An abandoned discoteca in Mexico

As you may, or may not, have noticed, I tried painting a roofless house from Cozumel, Mexico a few posts ago.

As I wrote in the post, Cozumel is one of the most colourful places I’ve ever visited. There were things to photograph at every street corner, which means that there were a lot to try painting when I came home.

One of the coolest buildings we passed, was this abandoned discoteca. It looked like this:

IMG_1641

I think the facade, with the walls tore down in the background, was remarkably cool. So it was quite easy finding time to sit down with a pen and brush afterwards, and try to recreate it.

I used a 0,1mm felt pen to draw the outlines of the buildings, pavement and power lines, adding some details at the end. It ended up like this:

Discoteca, Mexico

The perspective is a little off, I think. Basically because I decided to wing it rather than actually following the rules of perspectives. I don’t know if it ruins it for people or not, but I should have put more thought in it than I did.

On the other hand, I’m quite happy with the view through the left window. I decided to add an old washing machine, to make it even more deserted than it already was. I also put some grass and weed coming up among the pavement.

With the sketch done, it was time to put in some colour. In my last painting from Mexico I got so excited I forgot to use the right colours on the buildings, so I decided to at least try and make a better job at it this time.

I wanted a clear blue sky, popping green grass and a nice pink/orange building.

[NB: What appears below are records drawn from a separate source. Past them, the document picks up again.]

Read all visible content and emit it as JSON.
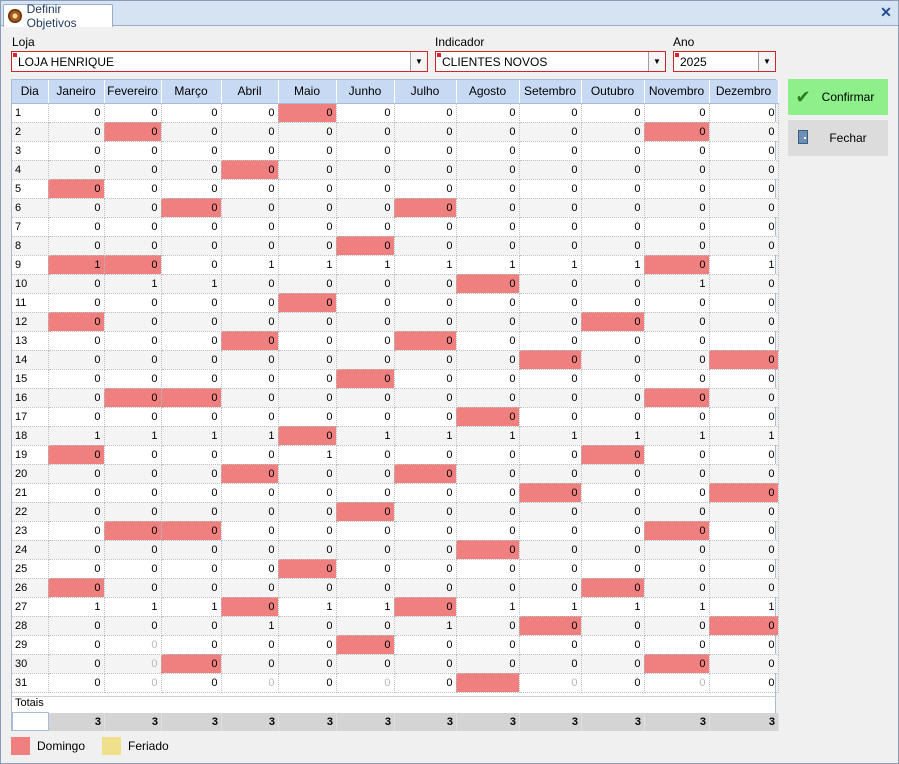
{
  "tab": {
    "title": "Definir Objetivos",
    "icon": "app-icon",
    "close_icon": "close-icon"
  },
  "filters": {
    "loja": {
      "label": "Loja",
      "value": "LOJA HENRIQUE"
    },
    "indicador": {
      "label": "Indicador",
      "value": "CLIENTES NOVOS"
    },
    "ano": {
      "label": "Ano",
      "value": "2025"
    }
  },
  "buttons": {
    "confirm": "Confirmar",
    "close": "Fechar"
  },
  "colors": {
    "domingo": "#f08080",
    "feriado": "#f0e08c",
    "header": "#c8daf3",
    "confirm": "#8ef08a"
  },
  "grid": {
    "day_header": "Dia",
    "months": [
      "Janeiro",
      "Fevereiro",
      "Março",
      "Abril",
      "Maio",
      "Junho",
      "Julho",
      "Agosto",
      "Setembro",
      "Outubro",
      "Novembro",
      "Dezembro"
    ],
    "rows": [
      {
        "day": "1",
        "values": [
          "0",
          "0",
          "0",
          "0",
          "0",
          "0",
          "0",
          "0",
          "0",
          "0",
          "0",
          "0"
        ]
      },
      {
        "day": "2",
        "values": [
          "0",
          "0",
          "0",
          "0",
          "0",
          "0",
          "0",
          "0",
          "0",
          "0",
          "0",
          "0"
        ]
      },
      {
        "day": "3",
        "values": [
          "0",
          "0",
          "0",
          "0",
          "0",
          "0",
          "0",
          "0",
          "0",
          "0",
          "0",
          "0"
        ]
      },
      {
        "day": "4",
        "values": [
          "0",
          "0",
          "0",
          "0",
          "0",
          "0",
          "0",
          "0",
          "0",
          "0",
          "0",
          "0"
        ]
      },
      {
        "day": "5",
        "values": [
          "0",
          "0",
          "0",
          "0",
          "0",
          "0",
          "0",
          "0",
          "0",
          "0",
          "0",
          "0"
        ]
      },
      {
        "day": "6",
        "values": [
          "0",
          "0",
          "0",
          "0",
          "0",
          "0",
          "0",
          "0",
          "0",
          "0",
          "0",
          "0"
        ]
      },
      {
        "day": "7",
        "values": [
          "0",
          "0",
          "0",
          "0",
          "0",
          "0",
          "0",
          "0",
          "0",
          "0",
          "0",
          "0"
        ]
      },
      {
        "day": "8",
        "values": [
          "0",
          "0",
          "0",
          "0",
          "0",
          "0",
          "0",
          "0",
          "0",
          "0",
          "0",
          "0"
        ]
      },
      {
        "day": "9",
        "values": [
          "1",
          "0",
          "0",
          "1",
          "1",
          "1",
          "1",
          "1",
          "1",
          "1",
          "0",
          "1"
        ]
      },
      {
        "day": "10",
        "values": [
          "0",
          "1",
          "1",
          "0",
          "0",
          "0",
          "0",
          "0",
          "0",
          "0",
          "1",
          "0"
        ]
      },
      {
        "day": "11",
        "values": [
          "0",
          "0",
          "0",
          "0",
          "0",
          "0",
          "0",
          "0",
          "0",
          "0",
          "0",
          "0"
        ]
      },
      {
        "day": "12",
        "values": [
          "0",
          "0",
          "0",
          "0",
          "0",
          "0",
          "0",
          "0",
          "0",
          "0",
          "0",
          "0"
        ]
      },
      {
        "day": "13",
        "values": [
          "0",
          "0",
          "0",
          "0",
          "0",
          "0",
          "0",
          "0",
          "0",
          "0",
          "0",
          "0"
        ]
      },
      {
        "day": "14",
        "values": [
          "0",
          "0",
          "0",
          "0",
          "0",
          "0",
          "0",
          "0",
          "0",
          "0",
          "0",
          "0"
        ]
      },
      {
        "day": "15",
        "values": [
          "0",
          "0",
          "0",
          "0",
          "0",
          "0",
          "0",
          "0",
          "0",
          "0",
          "0",
          "0"
        ]
      },
      {
        "day": "16",
        "values": [
          "0",
          "0",
          "0",
          "0",
          "0",
          "0",
          "0",
          "0",
          "0",
          "0",
          "0",
          "0"
        ]
      },
      {
        "day": "17",
        "values": [
          "0",
          "0",
          "0",
          "0",
          "0",
          "0",
          "0",
          "0",
          "0",
          "0",
          "0",
          "0"
        ]
      },
      {
        "day": "18",
        "values": [
          "1",
          "1",
          "1",
          "1",
          "0",
          "1",
          "1",
          "1",
          "1",
          "1",
          "1",
          "1"
        ]
      },
      {
        "day": "19",
        "values": [
          "0",
          "0",
          "0",
          "0",
          "1",
          "0",
          "0",
          "0",
          "0",
          "0",
          "0",
          "0"
        ]
      },
      {
        "day": "20",
        "values": [
          "0",
          "0",
          "0",
          "0",
          "0",
          "0",
          "0",
          "0",
          "0",
          "0",
          "0",
          "0"
        ]
      },
      {
        "day": "21",
        "values": [
          "0",
          "0",
          "0",
          "0",
          "0",
          "0",
          "0",
          "0",
          "0",
          "0",
          "0",
          "0"
        ]
      },
      {
        "day": "22",
        "values": [
          "0",
          "0",
          "0",
          "0",
          "0",
          "0",
          "0",
          "0",
          "0",
          "0",
          "0",
          "0"
        ]
      },
      {
        "day": "23",
        "values": [
          "0",
          "0",
          "0",
          "0",
          "0",
          "0",
          "0",
          "0",
          "0",
          "0",
          "0",
          "0"
        ]
      },
      {
        "day": "24",
        "values": [
          "0",
          "0",
          "0",
          "0",
          "0",
          "0",
          "0",
          "0",
          "0",
          "0",
          "0",
          "0"
        ]
      },
      {
        "day": "25",
        "values": [
          "0",
          "0",
          "0",
          "0",
          "0",
          "0",
          "0",
          "0",
          "0",
          "0",
          "0",
          "0"
        ]
      },
      {
        "day": "26",
        "values": [
          "0",
          "0",
          "0",
          "0",
          "0",
          "0",
          "0",
          "0",
          "0",
          "0",
          "0",
          "0"
        ]
      },
      {
        "day": "27",
        "values": [
          "1",
          "1",
          "1",
          "0",
          "1",
          "1",
          "0",
          "1",
          "1",
          "1",
          "1",
          "1"
        ]
      },
      {
        "day": "28",
        "values": [
          "0",
          "0",
          "0",
          "1",
          "0",
          "0",
          "1",
          "0",
          "0",
          "0",
          "0",
          "0"
        ]
      },
      {
        "day": "29",
        "values": [
          "0",
          "0",
          "0",
          "0",
          "0",
          "0",
          "0",
          "0",
          "0",
          "0",
          "0",
          "0"
        ]
      },
      {
        "day": "30",
        "values": [
          "0",
          "0",
          "0",
          "0",
          "0",
          "0",
          "0",
          "0",
          "0",
          "0",
          "0",
          "0"
        ]
      },
      {
        "day": "31",
        "values": [
          "0",
          "0",
          "0",
          "0",
          "0",
          "0",
          "0",
          "",
          "0",
          "0",
          "0",
          "0"
        ]
      }
    ],
    "sundays": [
      [
        4
      ],
      [
        1,
        10
      ],
      [],
      [
        3
      ],
      [
        0
      ],
      [
        2,
        6
      ],
      [],
      [
        5
      ],
      [
        0,
        1,
        10
      ],
      [
        7
      ],
      [
        4
      ],
      [
        0,
        9
      ],
      [
        3,
        6
      ],
      [
        8,
        11
      ],
      [
        5
      ],
      [
        1,
        2,
        10
      ],
      [
        7
      ],
      [
        4
      ],
      [
        0,
        9
      ],
      [
        3,
        6
      ],
      [
        8,
        11
      ],
      [
        5
      ],
      [
        1,
        2,
        10
      ],
      [
        7
      ],
      [
        4
      ],
      [
        0,
        9
      ],
      [
        3,
        6
      ],
      [
        8,
        11
      ],
      [
        5
      ],
      [
        2,
        10
      ],
      [
        7
      ]
    ],
    "inactive": [
      [],
      [],
      [],
      [],
      [],
      [],
      [],
      [],
      [],
      [],
      [],
      [],
      [],
      [],
      [],
      [],
      [],
      [],
      [],
      [],
      [],
      [],
      [],
      [],
      [],
      [],
      [],
      [],
      [
        1
      ],
      [
        1
      ],
      [
        1,
        3,
        5,
        8,
        10
      ]
    ],
    "totals_label": "Totais",
    "totals": [
      "3",
      "3",
      "3",
      "3",
      "3",
      "3",
      "3",
      "3",
      "3",
      "3",
      "3",
      "3"
    ]
  },
  "legend": {
    "domingo": "Domingo",
    "feriado": "Feriado"
  }
}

So I picked up the brushes, and had a go at it. After about two hours work, sketch and painting included, this was the final result:

Discoteca, Mexico

It’s not excactly a replica, but at least I had a lot of fun making it! 🙂

Drawing hands is hard…

So I’ve recently been reading a tutorial book, with tasks and guidance to become a better painter and drawer.

In the section about drawing people, you get challenged to try drawing hands. Not just the same hand over and over again, but small hands, big hands, coarse hands, delicate hands, old hands and young hands.

It looks fearly manageable, but man it’s hard to get it to look right!

I’ve been doing the trick about making the hand into smaller basic shapes, and go on from there. But it’s still hard to hit all the angles in the right way, and to get the hand gestures your trying to convey.

There is some progress though, so I guess it’s all about keeping up the practicing. Anyway, this is some of the outcomes from my first session of drawing hands: